Floods destroy crops in Bor
By Moses Gum Degur
Fields of crops and homes in the outskirts of Bor town have been destroyed by floods caused by overflow of River Nile and torrential rainfall, Jonglei State Governor Philip Aguer Panyang said.
In a phone interview with Juba Monitor, Governor Aguer said the flood has destroyed fields of beans, simsim and groundnuts and washed away several houses.
He said the flooding was caused by overflowing of Nile River and heavy rainfall in parts of Eastern Equatoria State, which he said filled up the river Nile.

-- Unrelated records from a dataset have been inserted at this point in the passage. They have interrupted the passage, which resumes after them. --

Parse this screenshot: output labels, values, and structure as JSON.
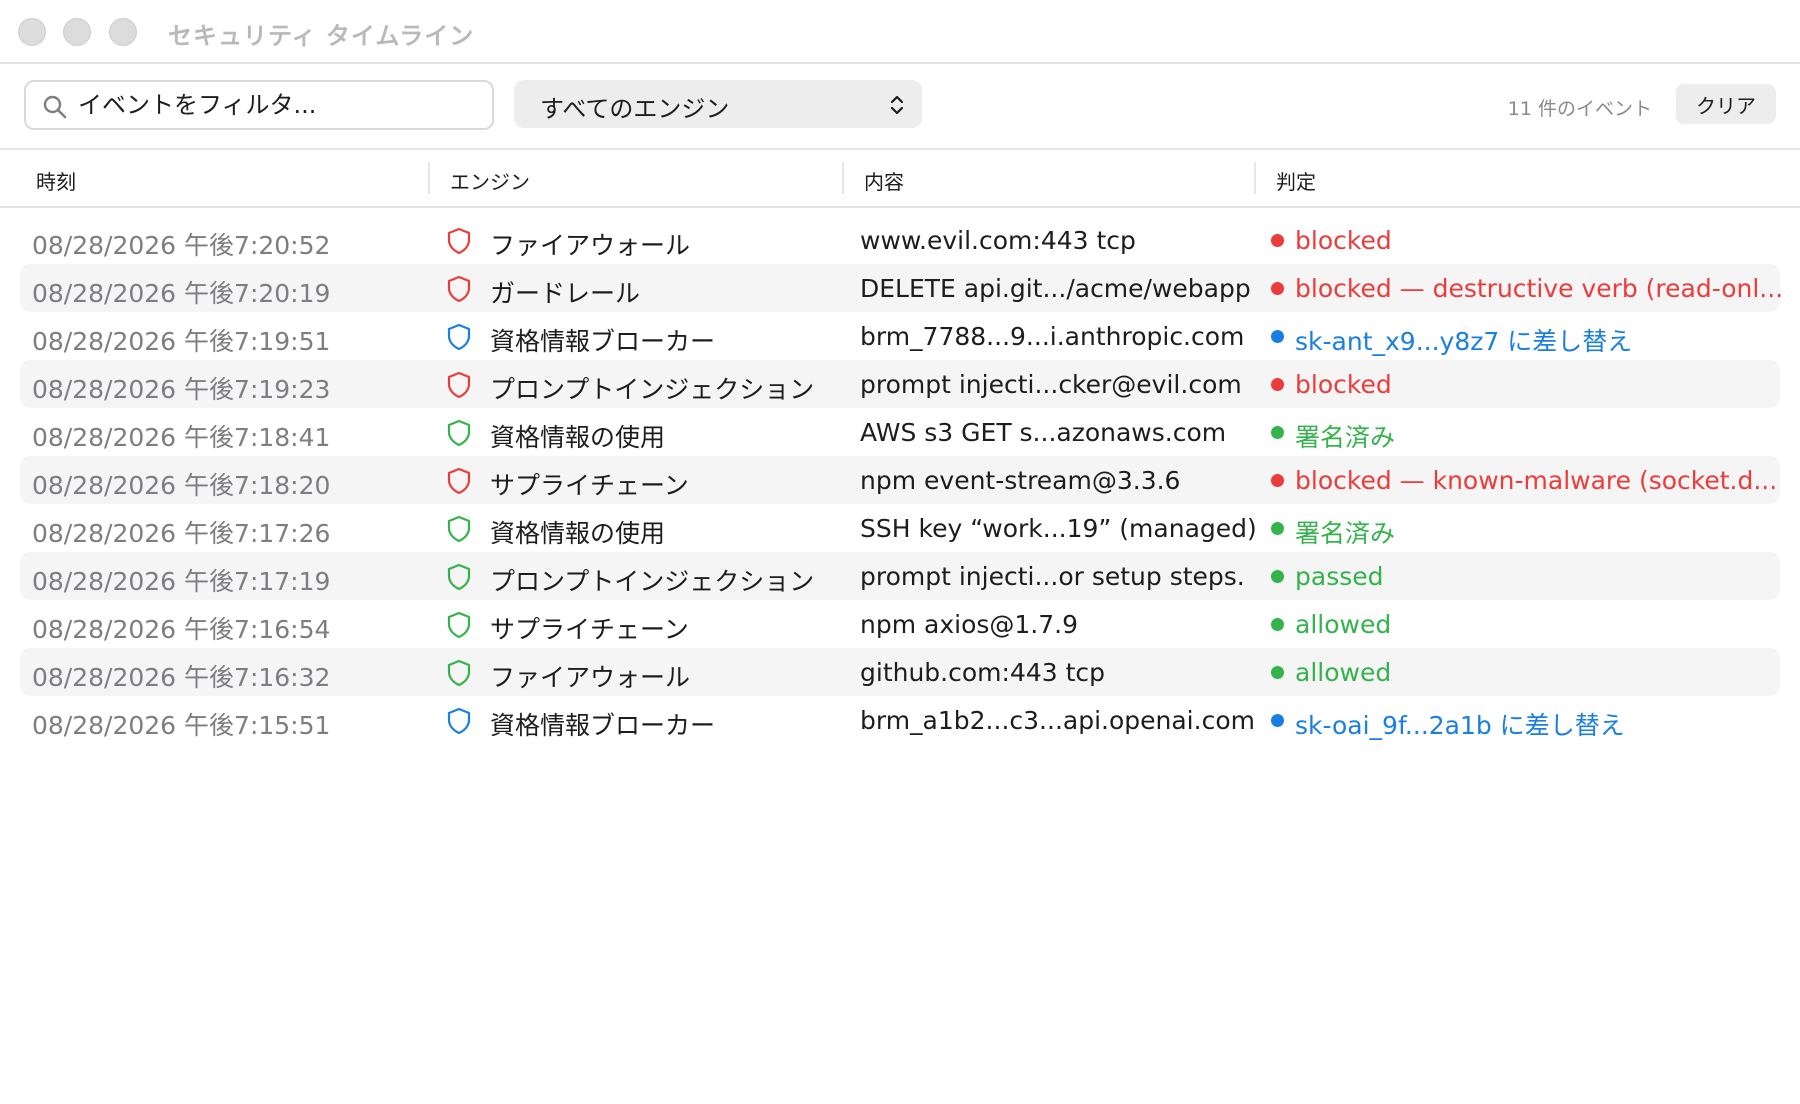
{
  "window": {
    "title": "セキュリティ タイムライン"
  },
  "toolbar": {
    "search_placeholder": "イベントをフィルタ...",
    "engine_filter_value": "すべてのエンジン",
    "event_count": "11 件のイベント",
    "clear_label": "クリア"
  },
  "table": {
    "headers": {
      "time": "時刻",
      "engine": "エンジン",
      "content": "内容",
      "verdict": "判定"
    },
    "rows": [
      {
        "time": "08/28/2026 午後7:20:52",
        "engine": "ファイアウォール",
        "content": "www.evil.com:443 tcp",
        "verdict": "blocked",
        "status": "red"
      },
      {
        "time": "08/28/2026 午後7:20:19",
        "engine": "ガードレール",
        "content": "DELETE api.git.../acme/webapp",
        "verdict": "blocked — destructive verb (read-onl...",
        "status": "red"
      },
      {
        "time": "08/28/2026 午後7:19:51",
        "engine": "資格情報ブローカー",
        "content": "brm_7788...9...i.anthropic.com",
        "verdict": "sk-ant_x9...y8z7 に差し替え",
        "status": "blue"
      },
      {
        "time": "08/28/2026 午後7:19:23",
        "engine": "プロンプトインジェクション",
        "content": "prompt injecti...cker@evil.com",
        "verdict": "blocked",
        "status": "red"
      },
      {
        "time": "08/28/2026 午後7:18:41",
        "engine": "資格情報の使用",
        "content": "AWS s3 GET s...azonaws.com",
        "verdict": "署名済み",
        "status": "green"
      },
      {
        "time": "08/28/2026 午後7:18:20",
        "engine": "サプライチェーン",
        "content": "npm event-stream@3.3.6",
        "verdict": "blocked — known-malware (socket.d...",
        "status": "red"
      },
      {
        "time": "08/28/2026 午後7:17:26",
        "engine": "資格情報の使用",
        "content": "SSH key “work...19” (managed)",
        "verdict": "署名済み",
        "status": "green"
      },
      {
        "time": "08/28/2026 午後7:17:19",
        "engine": "プロンプトインジェクション",
        "content": "prompt injecti...or setup steps.",
        "verdict": "passed",
        "status": "green"
      },
      {
        "time": "08/28/2026 午後7:16:54",
        "engine": "サプライチェーン",
        "content": "npm axios@1.7.9",
        "verdict": "allowed",
        "status": "green"
      },
      {
        "time": "08/28/2026 午後7:16:32",
        "engine": "ファイアウォール",
        "content": "github.com:443 tcp",
        "verdict": "allowed",
        "status": "green"
      },
      {
        "time": "08/28/2026 午後7:15:51",
        "engine": "資格情報ブローカー",
        "content": "brm_a1b2...c3...api.openai.com",
        "verdict": "sk-oai_9f...2a1b に差し替え",
        "status": "blue"
      }
    ]
  },
  "colors": {
    "red": "#ec3b3b",
    "blue": "#1a7fe0",
    "green": "#34b24c"
  },
  "icons": {
    "row_icon": "shield-icon",
    "search": "search-icon",
    "select": "chevron-updown-icon"
  }
}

“We are experiencing flooding with some crops being washed away since the last few days,” Aguer said. “The flooding has damaged filed crops like beans, simsim and groundnuts and displaced some people from their residents,” he added.
Governor Aguer said despite the damages caused by flood in the state, people are still doing their normal activities for survival.

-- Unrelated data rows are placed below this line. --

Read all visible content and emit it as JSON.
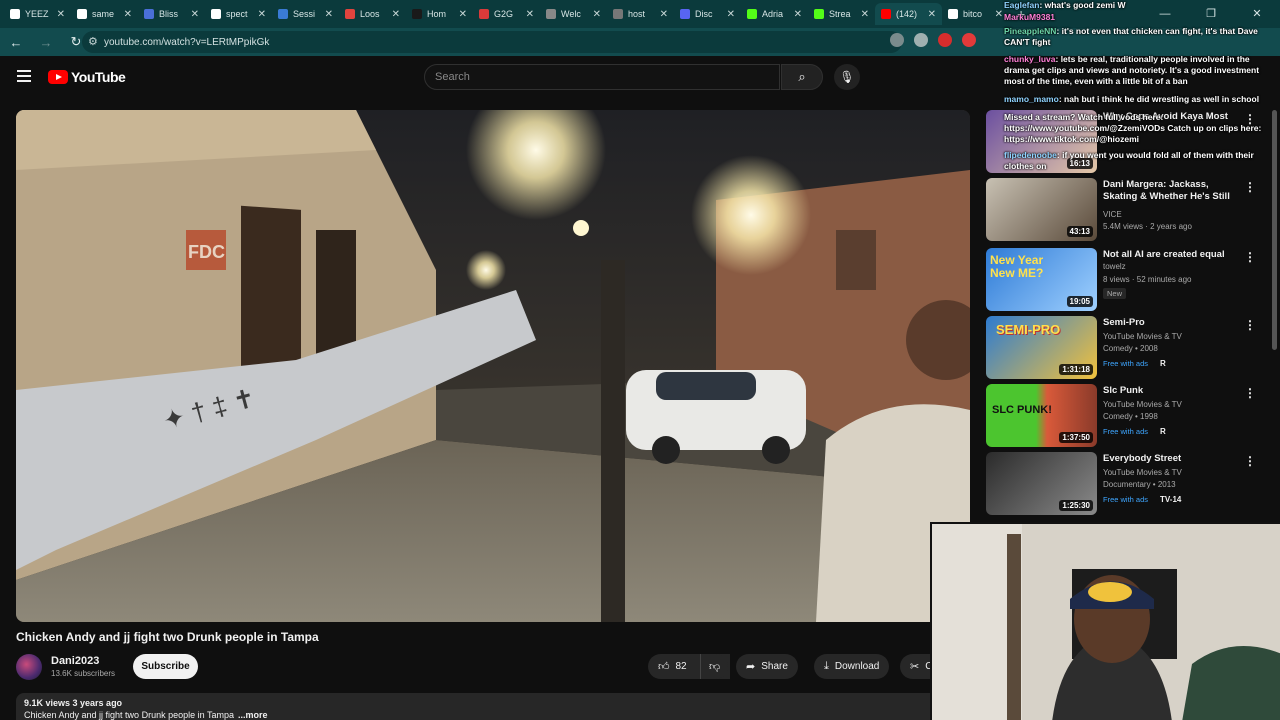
{
  "browser": {
    "tabs": [
      {
        "label": "YEEZ",
        "color": "#ffffff"
      },
      {
        "label": "same",
        "color": "#ffffff"
      },
      {
        "label": "Bliss",
        "color": "#4a6fd8"
      },
      {
        "label": "spect",
        "color": "#ffffff"
      },
      {
        "label": "Sessi",
        "color": "#3a7bd5"
      },
      {
        "label": "Loos",
        "color": "#e0443e"
      },
      {
        "label": "Hom",
        "color": "#1a1a1a"
      },
      {
        "label": "G2G",
        "color": "#d93a3a"
      },
      {
        "label": "Welc",
        "color": "#888888"
      },
      {
        "label": "host",
        "color": "#777777"
      },
      {
        "label": "Disc",
        "color": "#5865f2"
      },
      {
        "label": "Adria",
        "color": "#53fc18"
      },
      {
        "label": "Strea",
        "color": "#53fc18"
      },
      {
        "label": "(142)",
        "color": "#ff0000"
      },
      {
        "label": "bitco",
        "color": "#ffffff"
      }
    ],
    "url": "youtube.com/watch?v=LERtMPpikGk"
  },
  "youtube": {
    "logo_text": "YouTube",
    "search_placeholder": "Search"
  },
  "video": {
    "title": "Chicken Andy and jj fight two Drunk people in Tampa",
    "channel": "Dani2023",
    "subscribers": "13.6K subscribers",
    "subscribe_label": "Subscribe",
    "likes": "82",
    "share_label": "Share",
    "download_label": "Download",
    "clip_label": "Clip",
    "views_meta": "9.1K views  3 years ago",
    "description": "Chicken Andy and jj fight two Drunk people in Tampa",
    "more_label": "...more",
    "scene_sign": "FDC"
  },
  "sidebar": {
    "recommendations": [
      {
        "title": "Why Cops Avoid Kaya Most",
        "channel": "",
        "meta": "",
        "duration": "16:13",
        "thumb": [
          "#6b4fa0",
          "#e6c9a8"
        ],
        "badge": "",
        "rating": ""
      },
      {
        "title": "Dani Margera: Jackass, Skating & Whether He's Still Epicl...",
        "channel": "VICE",
        "meta": "5.4M views · 2 years ago",
        "duration": "43:13",
        "thumb": [
          "#c8c1b3",
          "#5a4a3a"
        ],
        "badge": "",
        "rating": ""
      },
      {
        "title": "Not all AI are created equal",
        "channel": "towelz",
        "meta": "8 views · 52 minutes ago",
        "duration": "19:05",
        "thumb": [
          "#2e7bd6",
          "#ffe14d"
        ],
        "badge": "New",
        "rating": ""
      },
      {
        "title": "Semi-Pro",
        "channel": "YouTube Movies & TV",
        "meta": "Comedy • 2008",
        "duration": "1:31:18",
        "thumb": [
          "#2d7bd1",
          "#f2c23c"
        ],
        "badge": "Free with ads",
        "rating": "R"
      },
      {
        "title": "Slc Punk",
        "channel": "YouTube Movies & TV",
        "meta": "Comedy • 1998",
        "duration": "1:37:50",
        "thumb": [
          "#4cc52f",
          "#d95a3a"
        ],
        "badge": "Free with ads",
        "rating": "R"
      },
      {
        "title": "Everybody Street",
        "channel": "YouTube Movies & TV",
        "meta": "Documentary • 2013",
        "duration": "1:25:30",
        "thumb": [
          "#2b2b2b",
          "#8a8a8a"
        ],
        "badge": "Free with ads",
        "rating": "TV-14"
      }
    ],
    "thumb_texts": {
      "rec2": "New Year New ME?",
      "rec3": "SEMI-PRO",
      "rec4": "SLC PUNK!"
    }
  },
  "chat": [
    {
      "user": "Eaglefan",
      "text": ": what's good zemi W",
      "cls": "u1"
    },
    {
      "user": "MarkuM9381",
      "text": "",
      "cls": "u2"
    },
    {
      "user": "PineappleNN",
      "text": ": it's not even that chicken can fight, it's that Dave CAN'T fight",
      "cls": "u3"
    },
    {
      "user": "chunky_luva",
      "text": ": lets be real, traditionally people involved in the drama get clips and views and notoriety. It's a good investment most of the time, even with a little bit of a ban",
      "cls": "u2"
    },
    {
      "user": "mamo_mamo",
      "text": ": nah but i think he did wrestling as well in school",
      "cls": "u1"
    },
    {
      "user": "",
      "text": "Missed a stream? Watch full vods here: https://www.youtube.com/@ZzemiVODs Catch up on clips here: https://www.tiktok.com/@hiozemi",
      "cls": "u3"
    },
    {
      "user": "flipedenoobe",
      "text": ": if you went you would fold all of them with their clothes on",
      "cls": "u1"
    },
    {
      "user": "mamo_mamo",
      "text": ": yeah dave is all talk",
      "cls": "u1"
    },
    {
      "user": "chunky_luva",
      "text": ": in the clubhouse",
      "cls": "u2"
    }
  ],
  "colors": {
    "browser_tabbar": "#0b3a3c",
    "browser_toolbar": "#124b4e",
    "youtube_red": "#ff0000",
    "background": "#0f0f0f",
    "link_blue": "#3ea6ff"
  }
}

He said since it is seasonal flooding, he believes it will not affect annual production of other crops like sorghum.
“It is a seasonal flooding for some days. It will go down if rain stop and the Nile water go in. In this regard it will not affect production of sorghum and other crops,”Aguer said.
Governor Aguer said the people of Jonglei State should plant in the second season if the flood is over for the purpose of producing enough food for next year to eradicate hunger and alleviate the suffering of the people.
He advised farmers to harvest their gardens if some of the grains matured to prevent total lost.
In a related development heavy rains are said to have left states of Bhar el Ghazal region especially Aweil largely under water.
Brig. Gen Bolis Bol Malou, the Director of Fire Brigade Service in Wau State confirmed that areas of former Bahr el Ghazal state are filled with water leaving some people stranded.
He said according to reports, there is still no damage caused since the level of water is low.
He said an assessment team is still conducting its work to see the level of water and how much damage it may have caused on people.
Malou urged the civilians to dig local dykes or channels for water to run to avoid damage to the properties.